The US Forest Service’s plan to remove feral cattle from the Gila Wilderness in Southwestern New Mexico has drawn extensive opposition from local ranchers and social media commenters around the world. On Tuesday Feb. 28, the USFS confirmed that shooters “dispatched” 19 feral cattle during an operation authorized by a federal judge last week.
This ended the saga, for now, but we still we wanted to know exactly what is the deal with the feral cows and was there any other option besides just shooting them? Here’s what we discovered.
Why are there feral cows in the Gila?
According to the Forest Service, a rancher abandoned a small herd of cows around the Redstone Allotment, a permitted grazing area, in the mid-1970s. Since then they have multiplied and expanded their range to include riparian areas along streams critical to the Gila trout, a threatened species found no where else on Earth.
Why do they have to be removed?
Cattle are not native to the Gila. Their unchecked grazing has caused serious damage to riparian areas, tearing down creek banks and pulling up grasses that support other species. The cattle, living wild for over 40 years, have also developed a mean streak. Backpackers and campers have reported being charged by aggressive cattle.
“For decades, unbranded feral cattle have charged at backpackers and campers and harmed fish and wildlife habitat, native vegetation, and critical water sources within the Gila Wilderness. While the U.S. Forest Service has made many previous non-lethal removal attempts, the feral cattle have continued to injure cattle wranglers, and the dogs and horses involved in the operations,” says United States Senator Martin Heinrich.
“During the most recent public comment period on this issue, the thousands of comments received by the U.S. Forest Service have been overwhelmingly in support of the immediate removal of feral cattle from the Gila National Forest.”
“It’s clear there are no easy solutions to this problem. However, the removal of these unbranded, unowned cattle is necessary to address the public threat to users of the Gila National Forest, and to stop the severe ecological damage they cause to one of New Mexico’s most treasured public landscapes,” Heinrich added.
Have they tried non-lethal means?
Yes. According to the New Mexico Wilderness Alliance, a nonprofit group tracking federal efforts to remove the cattle, 756 cattle have been removed since 1996. “Despite these efforts, a large population of feral cattle has remained in the wilderness. This limited success has resulted from the remote location and rugged topography of the Gila Wilderness and the wild nature of the cattle. In addition to being unsuccessful, live gathering operations result in high rates of death, injury, and stress to the cattle,” they report.
In 2021-22, a contractor removed 31 feral cattle alive from the Gila Wilderness. Unfortunately, an additional 39 feral cattle died or were injured and euthanized during gathering operations, according to federal data reviewed by NM Wild. The 2021 contract lasted 15 months and cost taxpayers $301,840. By comparison, the two-day aerial lethal removal operations conducted in 2022 resulted in the lethal removal of 65 feral cows and cost the taxpayers only $38,996.

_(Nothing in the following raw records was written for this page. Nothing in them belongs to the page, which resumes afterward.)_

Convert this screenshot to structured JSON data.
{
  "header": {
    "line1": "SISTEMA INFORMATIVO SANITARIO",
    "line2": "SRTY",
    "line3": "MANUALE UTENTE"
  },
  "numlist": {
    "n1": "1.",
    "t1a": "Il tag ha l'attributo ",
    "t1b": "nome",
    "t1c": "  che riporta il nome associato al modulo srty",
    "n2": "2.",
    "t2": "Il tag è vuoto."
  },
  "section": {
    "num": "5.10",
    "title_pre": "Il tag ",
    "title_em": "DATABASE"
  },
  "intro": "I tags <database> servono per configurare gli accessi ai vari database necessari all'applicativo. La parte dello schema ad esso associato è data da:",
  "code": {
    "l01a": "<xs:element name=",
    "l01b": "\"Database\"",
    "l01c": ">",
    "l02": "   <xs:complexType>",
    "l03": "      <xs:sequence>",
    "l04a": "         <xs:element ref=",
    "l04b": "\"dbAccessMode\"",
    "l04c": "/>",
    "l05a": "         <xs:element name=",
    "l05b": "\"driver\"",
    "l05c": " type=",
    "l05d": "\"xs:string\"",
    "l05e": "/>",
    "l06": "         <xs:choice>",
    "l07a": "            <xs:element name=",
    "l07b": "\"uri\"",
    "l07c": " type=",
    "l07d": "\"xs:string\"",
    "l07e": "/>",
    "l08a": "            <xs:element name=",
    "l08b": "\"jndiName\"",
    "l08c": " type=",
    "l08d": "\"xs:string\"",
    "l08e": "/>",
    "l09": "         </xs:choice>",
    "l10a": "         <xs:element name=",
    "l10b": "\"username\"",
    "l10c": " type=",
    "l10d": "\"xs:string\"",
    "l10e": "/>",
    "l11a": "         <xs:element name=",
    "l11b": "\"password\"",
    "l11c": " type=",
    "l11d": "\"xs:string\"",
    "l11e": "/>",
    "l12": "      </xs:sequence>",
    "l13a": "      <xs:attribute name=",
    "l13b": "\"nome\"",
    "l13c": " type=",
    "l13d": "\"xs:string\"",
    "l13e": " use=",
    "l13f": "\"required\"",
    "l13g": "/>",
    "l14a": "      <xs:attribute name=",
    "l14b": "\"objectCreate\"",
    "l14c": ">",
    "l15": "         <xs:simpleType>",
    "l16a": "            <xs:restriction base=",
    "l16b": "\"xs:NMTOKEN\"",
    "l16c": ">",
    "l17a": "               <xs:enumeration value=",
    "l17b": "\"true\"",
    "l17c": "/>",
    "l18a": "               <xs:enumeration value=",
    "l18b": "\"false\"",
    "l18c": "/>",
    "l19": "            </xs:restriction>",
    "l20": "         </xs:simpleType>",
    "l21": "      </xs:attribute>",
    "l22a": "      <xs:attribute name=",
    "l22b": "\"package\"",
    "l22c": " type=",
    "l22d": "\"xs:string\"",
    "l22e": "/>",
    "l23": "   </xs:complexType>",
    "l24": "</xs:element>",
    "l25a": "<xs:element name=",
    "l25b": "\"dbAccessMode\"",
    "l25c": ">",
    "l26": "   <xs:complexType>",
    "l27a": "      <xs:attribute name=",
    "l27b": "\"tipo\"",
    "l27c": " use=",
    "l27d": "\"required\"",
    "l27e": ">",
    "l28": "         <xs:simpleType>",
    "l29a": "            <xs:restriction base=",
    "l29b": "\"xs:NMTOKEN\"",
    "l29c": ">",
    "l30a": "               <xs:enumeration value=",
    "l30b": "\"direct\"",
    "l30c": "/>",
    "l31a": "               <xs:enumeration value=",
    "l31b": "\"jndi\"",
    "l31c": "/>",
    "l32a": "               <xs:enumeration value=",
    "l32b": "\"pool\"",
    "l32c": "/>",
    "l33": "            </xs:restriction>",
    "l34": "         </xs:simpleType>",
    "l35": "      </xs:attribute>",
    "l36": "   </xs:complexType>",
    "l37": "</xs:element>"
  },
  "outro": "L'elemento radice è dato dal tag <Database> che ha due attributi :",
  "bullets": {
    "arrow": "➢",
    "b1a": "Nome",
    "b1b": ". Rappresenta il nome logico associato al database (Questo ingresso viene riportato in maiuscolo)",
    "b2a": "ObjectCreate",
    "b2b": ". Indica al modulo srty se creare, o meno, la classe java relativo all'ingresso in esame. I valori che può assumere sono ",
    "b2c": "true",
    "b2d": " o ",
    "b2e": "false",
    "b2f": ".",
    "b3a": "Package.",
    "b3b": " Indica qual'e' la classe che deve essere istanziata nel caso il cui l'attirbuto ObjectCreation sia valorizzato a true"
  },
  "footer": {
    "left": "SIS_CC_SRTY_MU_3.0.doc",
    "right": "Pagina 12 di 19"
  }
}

93% of the 5,973 comments submitted during the recent scoping period that the Gila National Forest conducted for this project were supportive of lethal removal of the cattle, according to public data posted by NM Wild.
The Grant County Commission also passed a resolution in support of the project.

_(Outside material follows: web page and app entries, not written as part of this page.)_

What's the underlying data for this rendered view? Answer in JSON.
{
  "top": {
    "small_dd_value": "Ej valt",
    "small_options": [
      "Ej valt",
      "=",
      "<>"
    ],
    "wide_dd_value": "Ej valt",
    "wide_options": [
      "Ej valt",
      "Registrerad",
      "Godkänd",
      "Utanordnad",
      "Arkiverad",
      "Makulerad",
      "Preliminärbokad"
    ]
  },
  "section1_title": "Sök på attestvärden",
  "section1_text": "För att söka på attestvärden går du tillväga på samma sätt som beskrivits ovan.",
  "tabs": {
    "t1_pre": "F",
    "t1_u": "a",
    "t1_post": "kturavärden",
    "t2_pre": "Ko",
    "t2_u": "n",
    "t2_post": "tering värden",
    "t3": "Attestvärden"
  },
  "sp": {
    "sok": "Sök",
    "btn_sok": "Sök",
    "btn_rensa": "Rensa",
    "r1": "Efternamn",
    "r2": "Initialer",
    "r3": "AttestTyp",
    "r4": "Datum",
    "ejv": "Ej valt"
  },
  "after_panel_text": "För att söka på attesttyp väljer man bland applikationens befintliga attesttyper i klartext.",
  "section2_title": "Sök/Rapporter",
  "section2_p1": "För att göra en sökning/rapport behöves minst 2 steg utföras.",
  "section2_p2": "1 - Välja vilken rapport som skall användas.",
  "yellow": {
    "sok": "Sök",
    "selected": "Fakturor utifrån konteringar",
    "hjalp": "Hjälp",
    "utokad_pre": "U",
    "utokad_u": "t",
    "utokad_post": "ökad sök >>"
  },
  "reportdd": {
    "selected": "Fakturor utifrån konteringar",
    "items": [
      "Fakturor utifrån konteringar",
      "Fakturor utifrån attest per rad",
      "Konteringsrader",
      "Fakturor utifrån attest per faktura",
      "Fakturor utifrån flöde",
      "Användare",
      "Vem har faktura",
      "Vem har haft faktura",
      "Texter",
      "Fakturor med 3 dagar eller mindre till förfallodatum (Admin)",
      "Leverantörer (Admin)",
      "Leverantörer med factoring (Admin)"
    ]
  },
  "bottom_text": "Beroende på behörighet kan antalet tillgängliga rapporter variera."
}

The New Mexico Cattlegrowers Association sued in Federal court to stop the recent efforts, but after a daylong hearing last week the federal judge overseeing the case found there was sufficient evidence of serious damage by the cattle and no reason to delay. “No one disputes that the Gila cattle need to be removed and are doing significant damage to the Gila Wilderness,” Judge Browning wrote in his decision.

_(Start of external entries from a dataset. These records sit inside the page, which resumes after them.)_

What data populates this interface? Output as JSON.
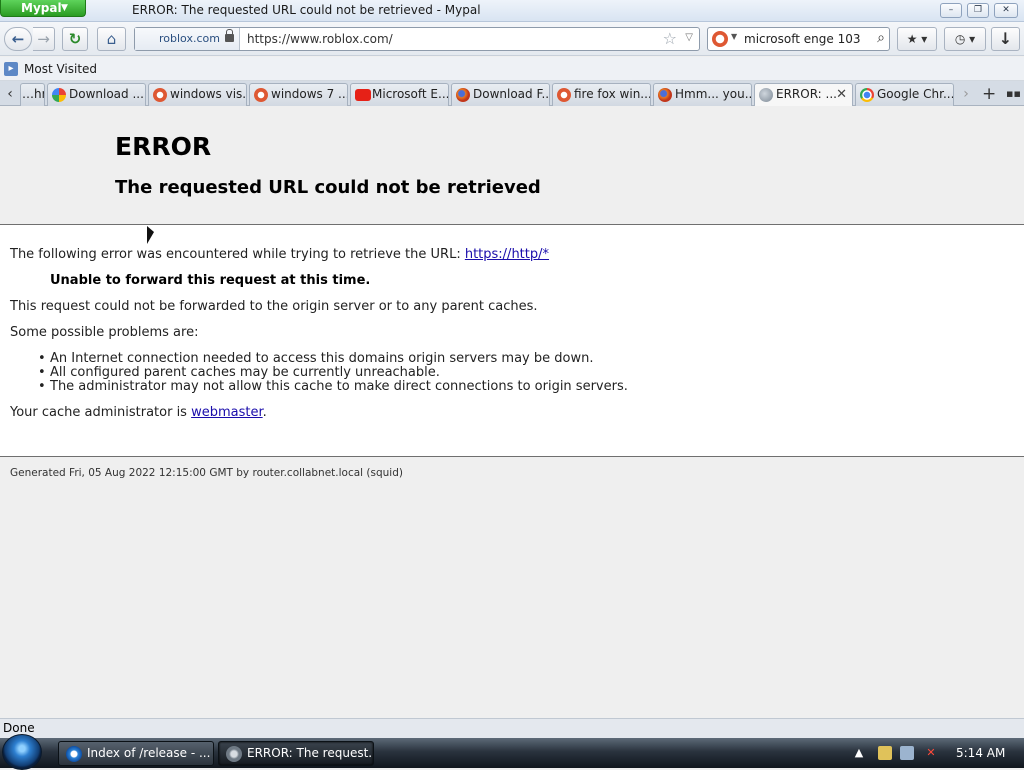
{
  "window": {
    "app_button": "Mypal",
    "title": "ERROR: The requested URL could not be retrieved - Mypal",
    "minimize": "–",
    "restore": "❐",
    "close": "✕"
  },
  "nav": {
    "back": "←",
    "forward": "→",
    "reload": "↻",
    "home": "⌂",
    "identity_label": "roblox.com",
    "url": "https://www.roblox.com/",
    "star": "☆",
    "dropdown": "▽",
    "search_value": "microsoft enge 103",
    "search_go": "⌕",
    "bookmarks_menu": "★ ▾",
    "history_menu": "◷ ▾",
    "downloads": "↓"
  },
  "bookmarks_bar": {
    "items": [
      {
        "label": "Most Visited",
        "icon": "most-visited-icon"
      }
    ]
  },
  "tabs": [
    {
      "label": "…hr...",
      "icon": "none"
    },
    {
      "label": "Download ...",
      "icon": "google-icon"
    },
    {
      "label": "windows vis...",
      "icon": "duckduckgo-icon"
    },
    {
      "label": "windows 7 ...",
      "icon": "duckduckgo-icon"
    },
    {
      "label": "Microsoft E...",
      "icon": "youtube-icon"
    },
    {
      "label": "Download F...",
      "icon": "firefox-icon"
    },
    {
      "label": "fire fox win...",
      "icon": "duckduckgo-icon"
    },
    {
      "label": "Hmm... you...",
      "icon": "firefox-icon"
    },
    {
      "label": "ERROR: ...",
      "icon": "globe-icon",
      "active": true,
      "close": "✕"
    },
    {
      "label": "Google Chr...",
      "icon": "chrome-icon"
    }
  ],
  "tab_controls": {
    "scroll_left": "‹",
    "scroll_right": "›",
    "new_tab": "+",
    "list_all": "▪▪"
  },
  "page": {
    "heading": "ERROR",
    "subheading": "The requested URL could not be retrieved",
    "intro": "The following error was encountered while trying to retrieve the URL: ",
    "intro_link": "https://http/*",
    "error_reason": "Unable to forward this request at this time.",
    "detail": "This request could not be forwarded to the origin server or to any parent caches.",
    "problems_intro": "Some possible problems are:",
    "problems": [
      "An Internet connection needed to access this domains origin servers may be down.",
      "All configured parent caches may be currently unreachable.",
      "The administrator may not allow this cache to make direct connections to origin servers."
    ],
    "admin_prefix": "Your cache administrator is ",
    "admin_link": "webmaster",
    "admin_suffix": ".",
    "generated": "Generated Fri, 05 Aug 2022 12:15:00 GMT by router.collabnet.local (squid)"
  },
  "status": {
    "text": "Done"
  },
  "taskbar": {
    "tasks": [
      {
        "label": "Index of /release - ...",
        "icon": "internet-explorer-icon"
      },
      {
        "label": "ERROR: The request...",
        "icon": "mypal-icon",
        "active": true
      }
    ],
    "tray": {
      "show_hidden": "▲",
      "clock": "5:14 AM"
    }
  },
  "colors": {
    "link": "#1a0dab",
    "page_bg": "#efefef",
    "content_bg": "#ffffff",
    "app_button": "#2a9c22"
  }
}
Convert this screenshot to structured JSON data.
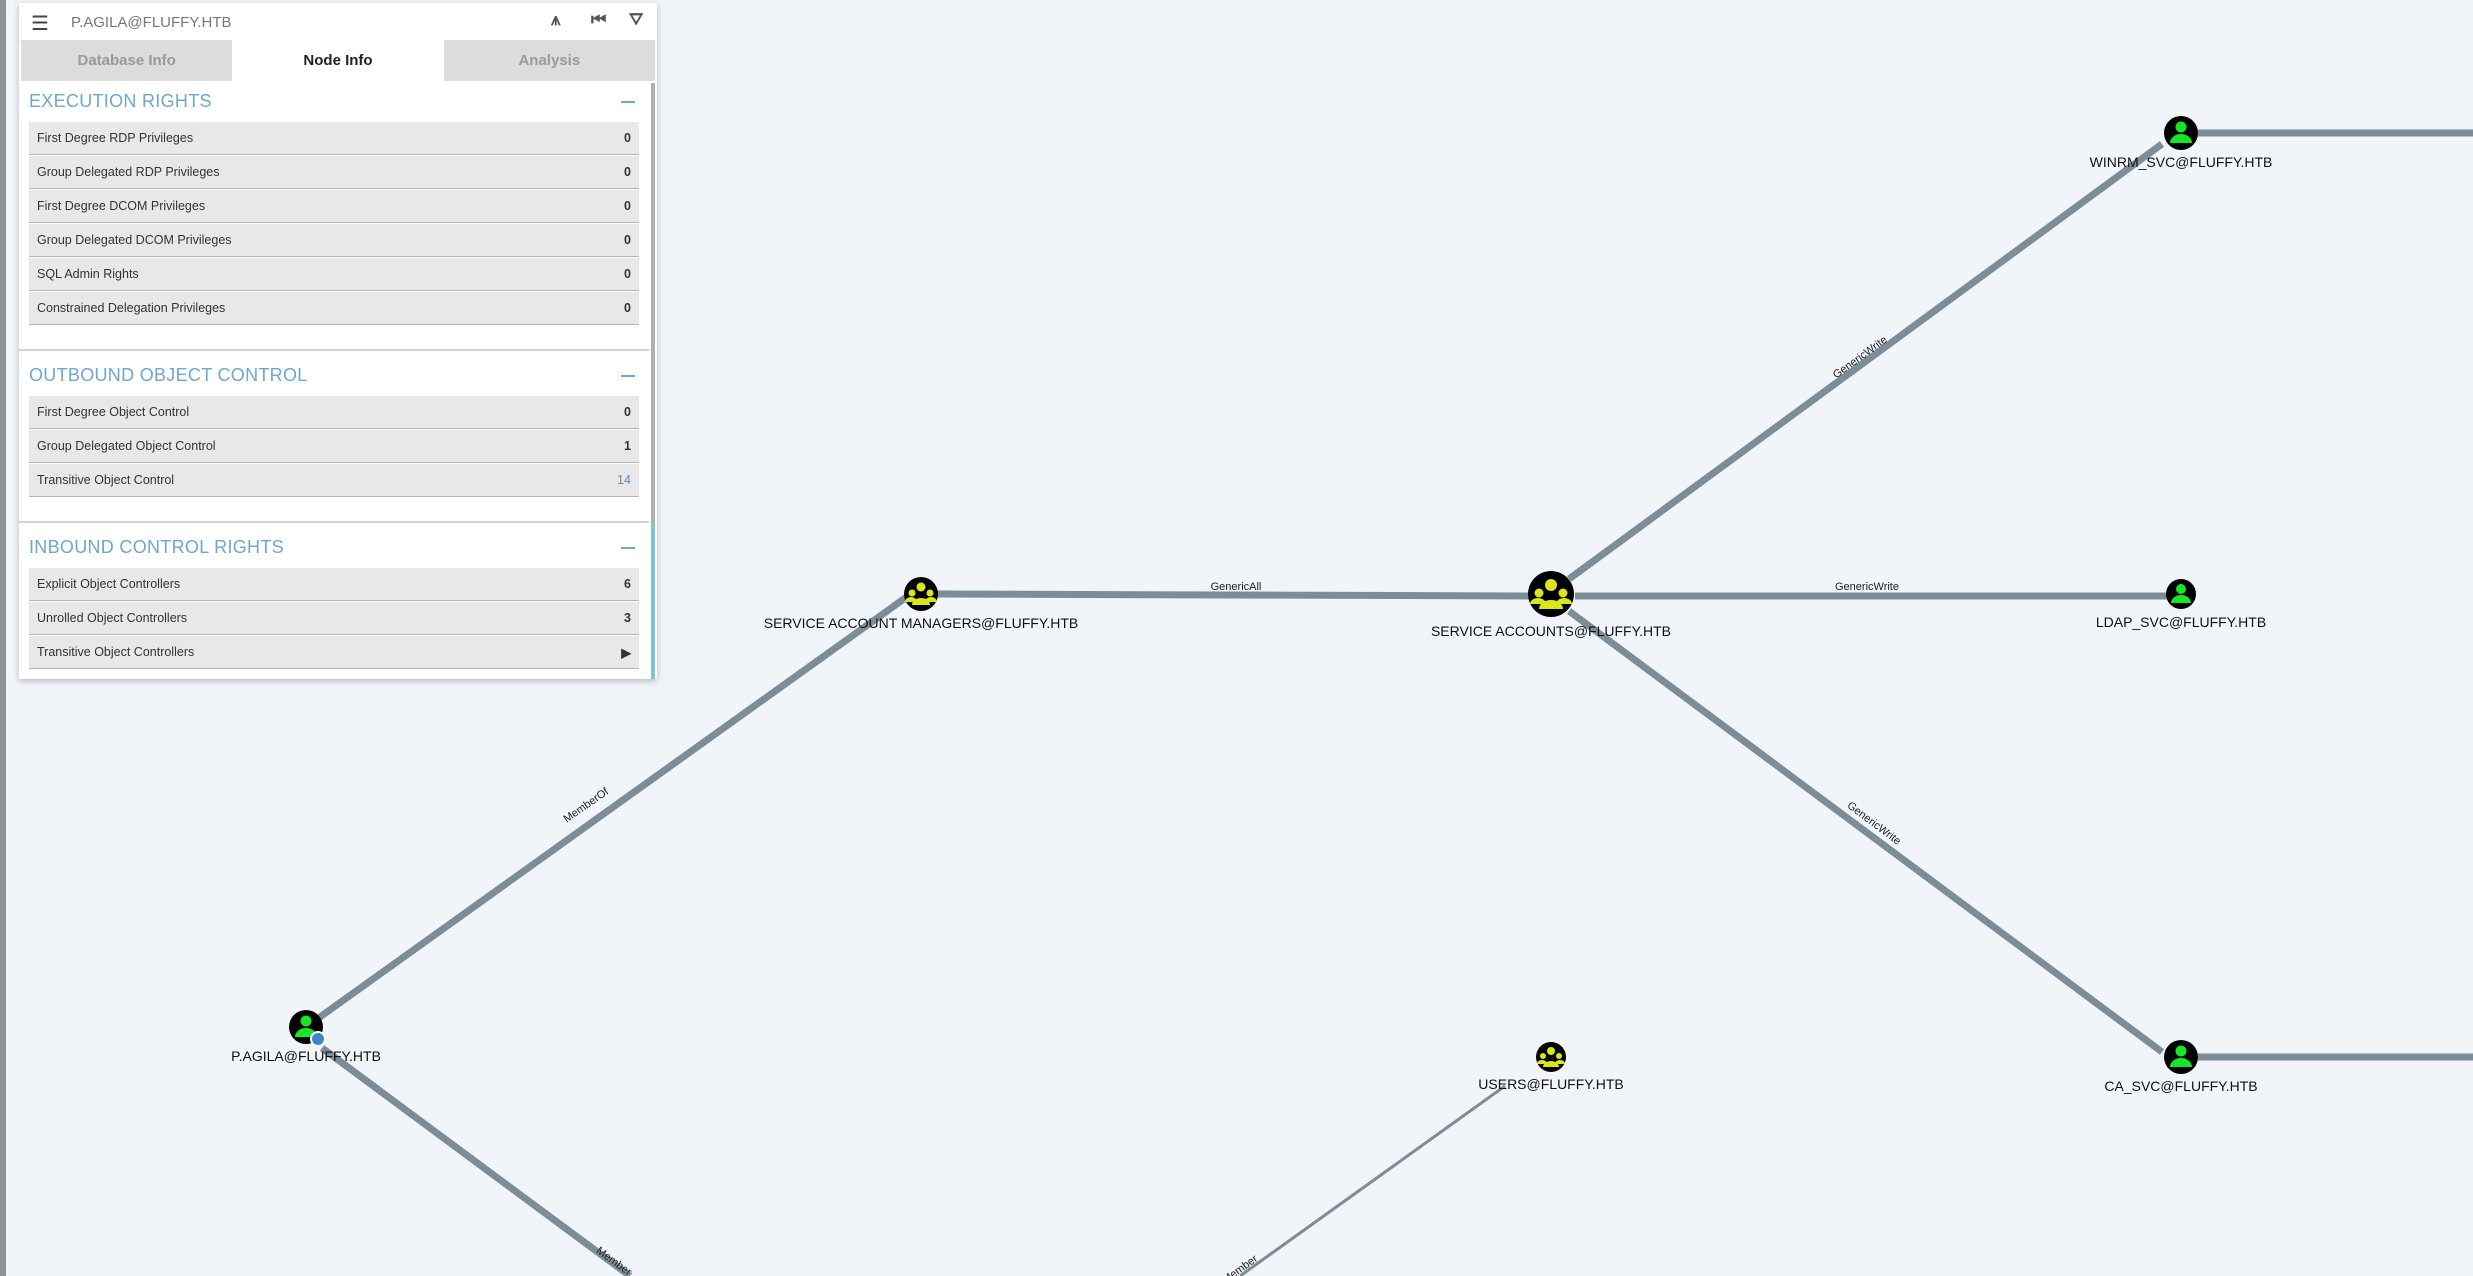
{
  "search": {
    "value": "P.AGILA@FLUFFY.HTB"
  },
  "toolbar_icons": [
    "menu-icon",
    "pathfinding-icon",
    "back-icon",
    "filter-icon"
  ],
  "tabs": [
    {
      "label": "Database Info",
      "active": false
    },
    {
      "label": "Node Info",
      "active": true
    },
    {
      "label": "Analysis",
      "active": false
    }
  ],
  "sections": {
    "execution": {
      "title": "EXECUTION RIGHTS",
      "rows": [
        {
          "label": "First Degree RDP Privileges",
          "value": "0"
        },
        {
          "label": "Group Delegated RDP Privileges",
          "value": "0"
        },
        {
          "label": "First Degree DCOM Privileges",
          "value": "0"
        },
        {
          "label": "Group Delegated DCOM Privileges",
          "value": "0"
        },
        {
          "label": "SQL Admin Rights",
          "value": "0"
        },
        {
          "label": "Constrained Delegation Privileges",
          "value": "0"
        }
      ]
    },
    "outbound": {
      "title": "OUTBOUND OBJECT CONTROL",
      "rows": [
        {
          "label": "First Degree Object Control",
          "value": "0"
        },
        {
          "label": "Group Delegated Object Control",
          "value": "1"
        },
        {
          "label": "Transitive Object Control",
          "value": "14"
        }
      ]
    },
    "inbound": {
      "title": "INBOUND CONTROL RIGHTS",
      "rows": [
        {
          "label": "Explicit Object Controllers",
          "value": "6"
        },
        {
          "label": "Unrolled Object Controllers",
          "value": "3"
        },
        {
          "label": "Transitive Object Controllers",
          "value": "▶"
        }
      ]
    }
  },
  "colors": {
    "user_node": "#17e625",
    "group_node": "#dbe617",
    "edge": "#7b8d98",
    "section_title": "#6ea6cd",
    "background": "#f1f4f9"
  },
  "graph": {
    "nodes": {
      "p_agila": {
        "label": "P.AGILA@FLUFFY.HTB",
        "type": "user",
        "owned": true
      },
      "sam": {
        "label": "SERVICE ACCOUNT MANAGERS@FLUFFY.HTB",
        "type": "group"
      },
      "sa": {
        "label": "SERVICE ACCOUNTS@FLUFFY.HTB",
        "type": "group"
      },
      "winrm": {
        "label": "WINRM_SVC@FLUFFY.HTB",
        "type": "user"
      },
      "ldap": {
        "label": "LDAP_SVC@FLUFFY.HTB",
        "type": "user"
      },
      "ca": {
        "label": "CA_SVC@FLUFFY.HTB",
        "type": "user"
      },
      "users": {
        "label": "USERS@FLUFFY.HTB",
        "type": "group"
      }
    },
    "edges": {
      "memberof_sam": "MemberOf",
      "genericall": "GenericAll",
      "gw_winrm": "GenericWrite",
      "gw_ldap": "GenericWrite",
      "gw_ca": "GenericWrite",
      "memberof_down": "Member",
      "users_edge": "Member"
    }
  }
}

So what is the plan now?
The USFS has contracted a company to shoot feral cattle using a helicopter as an aerial shooting platform. That operation was scheduled to occur between Thursday, Feb. 23 through Sunday, Feb. 26. All dispatched cattle will be left onsite to naturally decompose, but the Forest Service says staff will ensure no carcasses are adjacent to or in any waterbody or spring, designated hiking trail, or known culturally sensitive area.
“This has been a difficult decision, but the lethal removal of feral cattle from the Gila Wilderness is necessary to protect public safety, threatened and endangered species habitats, water quality, and the natural character of the Gila Wilderness,” said Camille Howes, Gila National Forest Supervisor. “The feral cattle in the Gila Wilderness have been aggressive towards wilderness visitors, graze year-round, and trample stream banks and springs, causing erosion and sedimentation. This action will help restore the wilderness character of the Gila Wilderness enjoyed by visitors from across the country.”